For nearly 10 years Kay has walked with Ally, who has borderline personality disorder.
For 10 years, Ally has come in and out of Kay’s life, dropping off her kids for long stretches and disappearing for months on end without communication. And every time she comes back, Kay welcomes her. Why? Because Kay loves Ally, and Ally has no one else to support her.
As a widow, Kay opens up her home to those who are homeless and lonely. She can’t imagine not opening up her home. Love compels her to do it. And if you think it’s easy, just ask Kay. The uncertainty of what will be asked of her on any given day, the unknown of who will be in her house, the chaos of kids and dogs and ins and outs can sometimes be overwhelming, even to her.
This is sacrifice, and this is love. Kay makes herself less so that Ally can be more,
What makes sacrifice even more remarkable is that it never ascribes differing degrees of value or worth in a decision on whether to act in a sacrificial manner. True heroes demonstrate sacrifice freely, at all times, to every person.
And this is what’s so remarkable about Kay. Although she could feign tiredness or plead for peace and comfort, the love within her compels her to open her home to those who may never reciprocate it. A “thank you” may never be uttered inside the walls of the house, but that matters not.

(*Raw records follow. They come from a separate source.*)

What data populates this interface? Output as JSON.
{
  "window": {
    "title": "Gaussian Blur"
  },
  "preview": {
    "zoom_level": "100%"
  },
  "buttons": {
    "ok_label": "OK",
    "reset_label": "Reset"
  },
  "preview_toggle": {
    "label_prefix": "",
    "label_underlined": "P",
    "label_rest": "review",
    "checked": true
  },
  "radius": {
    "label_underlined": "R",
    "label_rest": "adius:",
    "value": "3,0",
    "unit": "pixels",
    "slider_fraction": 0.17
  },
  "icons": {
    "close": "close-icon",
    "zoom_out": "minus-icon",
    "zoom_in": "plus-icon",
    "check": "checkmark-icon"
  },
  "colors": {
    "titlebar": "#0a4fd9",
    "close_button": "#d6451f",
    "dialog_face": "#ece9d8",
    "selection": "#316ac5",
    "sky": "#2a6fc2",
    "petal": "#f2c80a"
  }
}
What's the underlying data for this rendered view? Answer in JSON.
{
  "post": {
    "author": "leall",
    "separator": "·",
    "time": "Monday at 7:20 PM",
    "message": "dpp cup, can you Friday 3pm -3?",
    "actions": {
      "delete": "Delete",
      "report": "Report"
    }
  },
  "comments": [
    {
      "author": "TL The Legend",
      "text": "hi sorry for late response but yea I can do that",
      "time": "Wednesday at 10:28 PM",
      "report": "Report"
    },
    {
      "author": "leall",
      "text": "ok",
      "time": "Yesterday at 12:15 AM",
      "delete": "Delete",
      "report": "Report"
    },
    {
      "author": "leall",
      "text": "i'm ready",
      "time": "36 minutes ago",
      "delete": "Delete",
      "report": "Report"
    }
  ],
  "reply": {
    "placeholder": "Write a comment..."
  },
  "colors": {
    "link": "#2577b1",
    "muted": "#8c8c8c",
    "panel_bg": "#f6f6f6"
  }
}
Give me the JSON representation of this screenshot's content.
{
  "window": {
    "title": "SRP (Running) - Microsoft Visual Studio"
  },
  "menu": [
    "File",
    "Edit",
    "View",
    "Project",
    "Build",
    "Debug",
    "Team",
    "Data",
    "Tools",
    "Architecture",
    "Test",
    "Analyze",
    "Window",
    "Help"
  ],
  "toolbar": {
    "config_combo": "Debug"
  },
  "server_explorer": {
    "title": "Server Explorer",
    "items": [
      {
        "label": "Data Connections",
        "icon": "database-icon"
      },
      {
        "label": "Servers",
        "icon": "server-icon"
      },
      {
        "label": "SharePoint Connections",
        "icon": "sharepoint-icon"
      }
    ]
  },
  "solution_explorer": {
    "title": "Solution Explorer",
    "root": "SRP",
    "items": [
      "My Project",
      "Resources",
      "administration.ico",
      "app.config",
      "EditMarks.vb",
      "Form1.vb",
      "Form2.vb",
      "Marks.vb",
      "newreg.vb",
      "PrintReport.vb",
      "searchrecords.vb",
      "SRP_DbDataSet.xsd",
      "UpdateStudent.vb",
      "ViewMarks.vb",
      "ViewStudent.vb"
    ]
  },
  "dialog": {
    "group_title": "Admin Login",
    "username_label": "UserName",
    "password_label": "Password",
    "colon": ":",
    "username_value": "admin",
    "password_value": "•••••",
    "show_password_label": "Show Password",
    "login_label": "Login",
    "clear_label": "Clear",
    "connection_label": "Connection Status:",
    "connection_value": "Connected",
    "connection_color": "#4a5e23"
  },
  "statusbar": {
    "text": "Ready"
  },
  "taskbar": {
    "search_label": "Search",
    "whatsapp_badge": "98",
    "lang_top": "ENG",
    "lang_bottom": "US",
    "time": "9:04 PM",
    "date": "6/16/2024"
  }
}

Her sacrifice is indeed the manifestation of a love that can change our world.